 As appellee argues, appellants were not subjected to a “demotion .”   Their appointments were revoked due to a “tainted” selection process.4  The “revocation of an appointment to a position which an individual never occupied” does not constitute a demotion, and thus, does not give rise to an adverse action.  Miller v. Merit Sys. Protection Bd., 794 F.2d 660, 661 (Fed.Cir.), cert. denied, 479 U.S. 886, 107 S.Ct. 280, 93 L.Ed.2d 255 (1986) (“Since Mr. Miller never entered on duty in the position of Equal Employment Manager at the Securities and Exchange Commission, no viable argument can be made that he was removed or demoted from that position.”).

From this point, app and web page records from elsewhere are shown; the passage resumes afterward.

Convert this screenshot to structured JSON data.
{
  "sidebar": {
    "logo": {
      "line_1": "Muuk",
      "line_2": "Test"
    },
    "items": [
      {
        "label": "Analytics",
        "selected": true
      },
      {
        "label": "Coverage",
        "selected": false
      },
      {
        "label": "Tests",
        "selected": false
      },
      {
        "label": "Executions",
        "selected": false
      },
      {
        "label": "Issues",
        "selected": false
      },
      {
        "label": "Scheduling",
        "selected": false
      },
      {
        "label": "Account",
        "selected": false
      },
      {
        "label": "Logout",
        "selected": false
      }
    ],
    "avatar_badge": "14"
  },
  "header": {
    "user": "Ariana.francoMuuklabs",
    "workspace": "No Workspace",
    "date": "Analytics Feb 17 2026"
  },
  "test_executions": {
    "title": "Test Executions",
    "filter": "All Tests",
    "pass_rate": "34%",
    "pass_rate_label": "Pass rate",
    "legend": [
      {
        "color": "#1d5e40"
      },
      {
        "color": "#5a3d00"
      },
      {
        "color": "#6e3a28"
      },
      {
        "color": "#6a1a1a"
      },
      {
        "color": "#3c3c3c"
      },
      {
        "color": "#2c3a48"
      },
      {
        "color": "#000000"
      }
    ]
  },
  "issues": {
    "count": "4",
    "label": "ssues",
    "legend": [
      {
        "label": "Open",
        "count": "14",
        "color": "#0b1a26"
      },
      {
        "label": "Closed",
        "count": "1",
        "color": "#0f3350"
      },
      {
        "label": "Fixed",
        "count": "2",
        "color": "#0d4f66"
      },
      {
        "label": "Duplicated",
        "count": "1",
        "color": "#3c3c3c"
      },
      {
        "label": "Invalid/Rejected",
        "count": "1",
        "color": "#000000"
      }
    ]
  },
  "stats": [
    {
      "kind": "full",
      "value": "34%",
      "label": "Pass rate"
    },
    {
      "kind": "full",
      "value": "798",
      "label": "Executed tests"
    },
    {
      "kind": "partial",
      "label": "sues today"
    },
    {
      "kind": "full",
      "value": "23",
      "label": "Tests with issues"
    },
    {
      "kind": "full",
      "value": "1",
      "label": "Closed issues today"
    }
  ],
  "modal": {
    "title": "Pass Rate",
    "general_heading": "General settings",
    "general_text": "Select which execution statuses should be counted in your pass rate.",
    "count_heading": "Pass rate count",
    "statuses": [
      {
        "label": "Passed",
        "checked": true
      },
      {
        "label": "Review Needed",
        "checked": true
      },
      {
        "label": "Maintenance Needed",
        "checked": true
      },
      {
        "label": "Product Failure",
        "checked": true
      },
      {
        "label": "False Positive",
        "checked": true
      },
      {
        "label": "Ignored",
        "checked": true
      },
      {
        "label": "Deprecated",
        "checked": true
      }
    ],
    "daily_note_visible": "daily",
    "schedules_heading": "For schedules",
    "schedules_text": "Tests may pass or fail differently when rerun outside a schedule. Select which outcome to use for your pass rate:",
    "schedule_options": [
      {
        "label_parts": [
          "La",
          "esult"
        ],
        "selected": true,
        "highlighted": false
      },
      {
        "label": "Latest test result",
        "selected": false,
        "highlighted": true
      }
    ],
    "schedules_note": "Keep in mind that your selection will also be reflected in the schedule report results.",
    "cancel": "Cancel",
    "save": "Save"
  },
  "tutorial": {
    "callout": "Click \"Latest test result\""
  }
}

Appellants did not “enter on duty” with respect to the position of supervisory probation officer.   Under the reasoning of Miller, supra, which we apply to this case, they could not be demoted from a position they never occupied.   Consequently, they were not subjected to an adverse action.   Nor were they entitled to the procedural rights governing such actions.5  We hold, then, that where a promotion is revoked before a Superior Court employee occupies a new competitive position, no adverse action has been taken, and the employee is not entitled to any due process procedural rights or common law remedies.

Accordingly, for the foregoing reasons, we affirm the judgment of the motions court.

So ordered.

FOOTNOTES

1.   In 1997, probation services were transferred from the Superior Court to the Offender Supervision, Defender and Courts Services Agency, created under Title XI (District of Columbia Revitalization), § 11233 of P.L. 105-33, 111 Stat. 748 (August 5, 1997).

2.   No appeal was taken from this judgment.   Therefore, the breach of contract claim is not before us.

3.   Policy § 200 provides that:adverse actions:  include termination;  demotion;  suspension;  reduction in grade or step;  or any other action taken as discipline for an unacceptable action that impedes the official operations of the Courts which is not covered under Policy 100, Grievances.

4.   Appellants were not implicated in the “tainted” process.   After a new competitive selection process, three of the appellants were selected for promotion to the position of supervisory probation officer.

5.   We do not address appellants' other arguments regarding common law rights and remedies for victims of torts because neither their complaint, their memorandum in opposition to the appellee's motion for summary judgment, nor their brief on appeal states or discusses any particular common law tort claims alleged in the Superior Court.   No transcript of the proceedings in the Superior Court has been made part of the record.

REID, Associate Judge: